Within the material below, tally every line that holds the word "rating", then give the tally and nothing more.

--- START ---

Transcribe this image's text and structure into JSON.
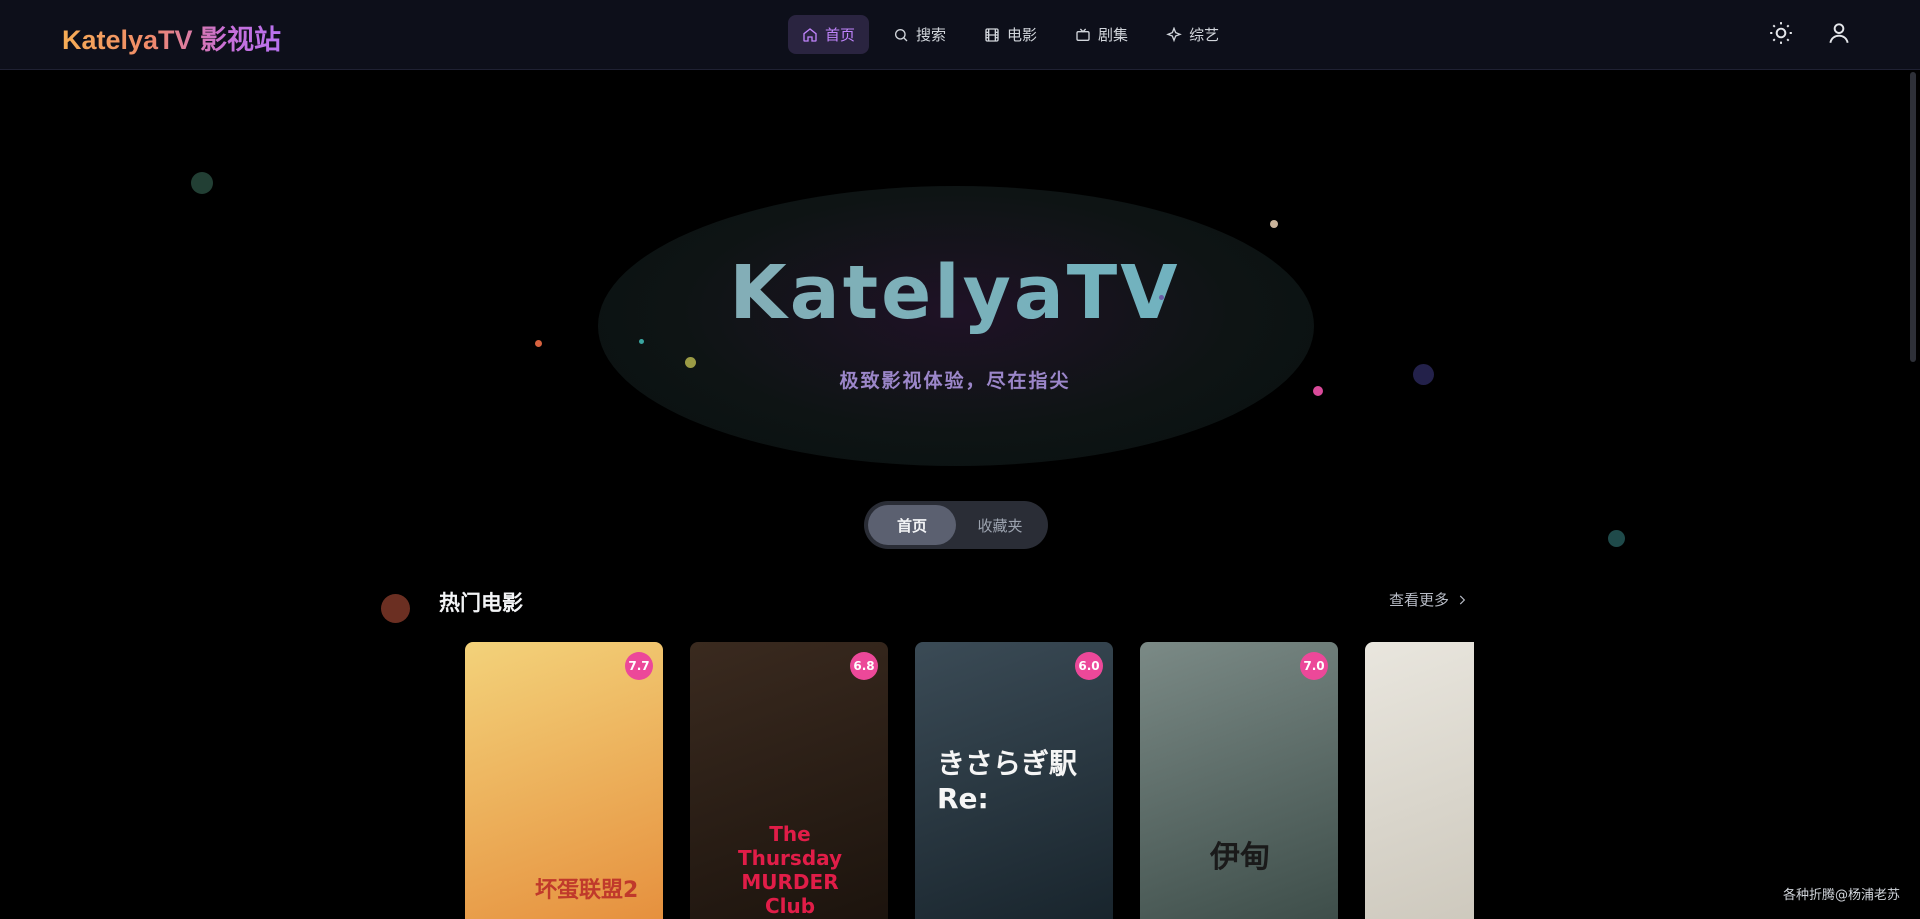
{
  "app": {
    "brand": "KatelyaTV 影视站"
  },
  "nav": [
    {
      "label": "首页",
      "icon": "home-icon",
      "active": true
    },
    {
      "label": "搜索",
      "icon": "search-icon"
    },
    {
      "label": "电影",
      "icon": "film-icon"
    },
    {
      "label": "剧集",
      "icon": "tv-icon"
    },
    {
      "label": "综艺",
      "icon": "sparkle-icon"
    }
  ],
  "top_icons": [
    "theme-toggle-icon",
    "user-icon"
  ],
  "hero": {
    "title": "KatelyaTV",
    "subtitle": "极致影视体验，尽在指尖"
  },
  "segment": {
    "tabs": [
      "首页",
      "收藏夹"
    ],
    "active": "首页"
  },
  "section": {
    "title": "热门电影",
    "more_label": "查看更多"
  },
  "movies": [
    {
      "rating": "7.7",
      "poster_text": "坏蛋联盟2",
      "colors": [
        "#f3d27a",
        "#e58c3a"
      ]
    },
    {
      "rating": "6.8",
      "poster_text": "The Thursday MURDER Club",
      "colors": [
        "#3a2a1f",
        "#1a120c"
      ]
    },
    {
      "rating": "6.0",
      "poster_text": "きさらぎ駅 Re:",
      "colors": [
        "#3b4b56",
        "#16222a"
      ]
    },
    {
      "rating": "7.0",
      "poster_text": "伊甸",
      "colors": [
        "#7b8a86",
        "#3a4a46"
      ]
    },
    {
      "rating": "",
      "poster_text": "",
      "colors": [
        "#e9e6de",
        "#c9c4b8"
      ]
    }
  ],
  "watermark": "各种折腾@杨浦老苏"
}
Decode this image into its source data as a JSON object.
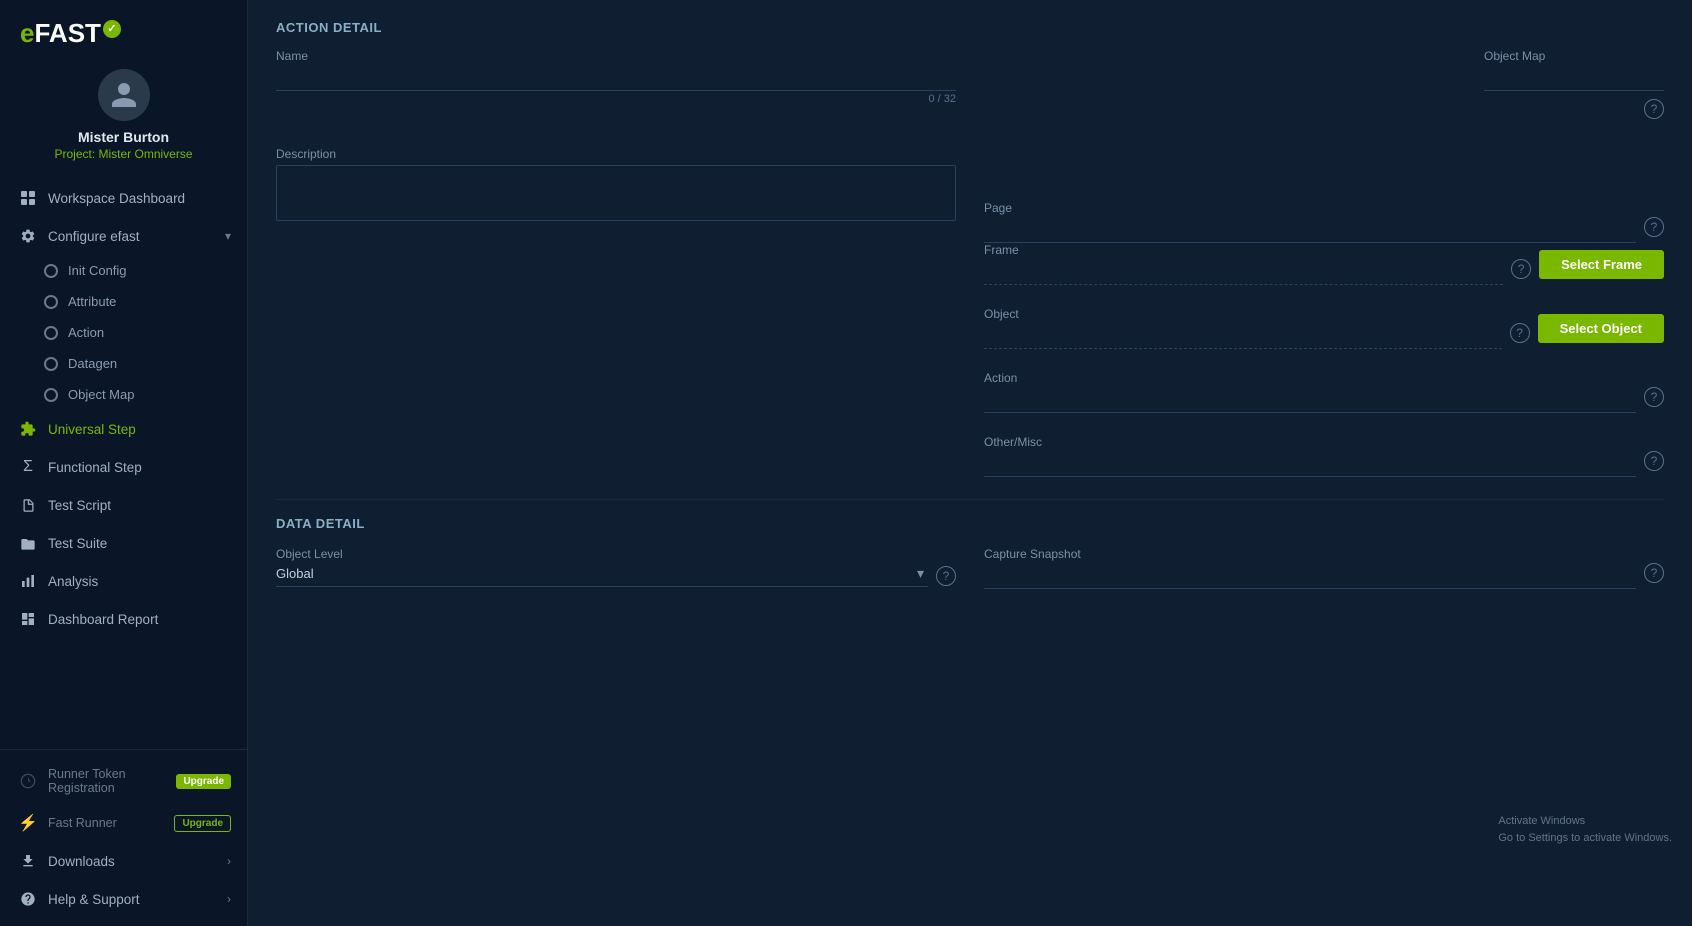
{
  "app": {
    "logo": "eFAST",
    "logo_check": "✓"
  },
  "user": {
    "name": "Mister Burton",
    "project": "Project: Mister Omniverse"
  },
  "sidebar": {
    "items": [
      {
        "id": "workspace-dashboard",
        "label": "Workspace Dashboard",
        "icon": "grid",
        "type": "main"
      },
      {
        "id": "configure-efast",
        "label": "Configure efast",
        "icon": "gear",
        "type": "expandable",
        "expanded": true
      },
      {
        "id": "init-config",
        "label": "Init Config",
        "type": "sub"
      },
      {
        "id": "attribute",
        "label": "Attribute",
        "type": "sub"
      },
      {
        "id": "action",
        "label": "Action",
        "type": "sub"
      },
      {
        "id": "datagen",
        "label": "Datagen",
        "type": "sub"
      },
      {
        "id": "object-map",
        "label": "Object Map",
        "type": "sub"
      },
      {
        "id": "universal-step",
        "label": "Universal Step",
        "icon": "puzzle",
        "type": "main",
        "active": true
      },
      {
        "id": "functional-step",
        "label": "Functional Step",
        "icon": "sigma",
        "type": "main"
      },
      {
        "id": "test-script",
        "label": "Test Script",
        "icon": "doc",
        "type": "main"
      },
      {
        "id": "test-suite",
        "label": "Test Suite",
        "icon": "folder",
        "type": "main"
      },
      {
        "id": "analysis",
        "label": "Analysis",
        "icon": "bar-chart",
        "type": "main"
      },
      {
        "id": "dashboard-report",
        "label": "Dashboard Report",
        "icon": "dashboard",
        "type": "main"
      }
    ],
    "bottom_items": [
      {
        "id": "runner-token",
        "label": "Runner Token Registration",
        "badge": "Upgrade",
        "badge_solid": true
      },
      {
        "id": "fast-runner",
        "label": "Fast Runner",
        "badge": "Upgrade",
        "badge_solid": false
      },
      {
        "id": "downloads",
        "label": "Downloads",
        "has_arrow": true
      },
      {
        "id": "help-support",
        "label": "Help & Support",
        "has_arrow": true
      }
    ]
  },
  "main": {
    "action_detail_header": "ACTION DETAIL",
    "fields": {
      "name_label": "Name",
      "name_char_count": "0 / 32",
      "description_label": "Description",
      "object_map_label": "Object Map",
      "page_label": "Page",
      "frame_label": "Frame",
      "select_frame_btn": "Select Frame",
      "object_label": "Object",
      "select_object_btn": "Select Object",
      "action_label": "Action",
      "other_misc_label": "Other/Misc"
    },
    "data_detail_header": "DATA DETAIL",
    "data_fields": {
      "object_level_label": "Object Level",
      "object_level_value": "Global",
      "capture_snapshot_label": "Capture Snapshot"
    }
  },
  "watermark": {
    "line1": "Activate Windows",
    "line2": "Go to Settings to activate Windows."
  }
}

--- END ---

● **The completed task**
5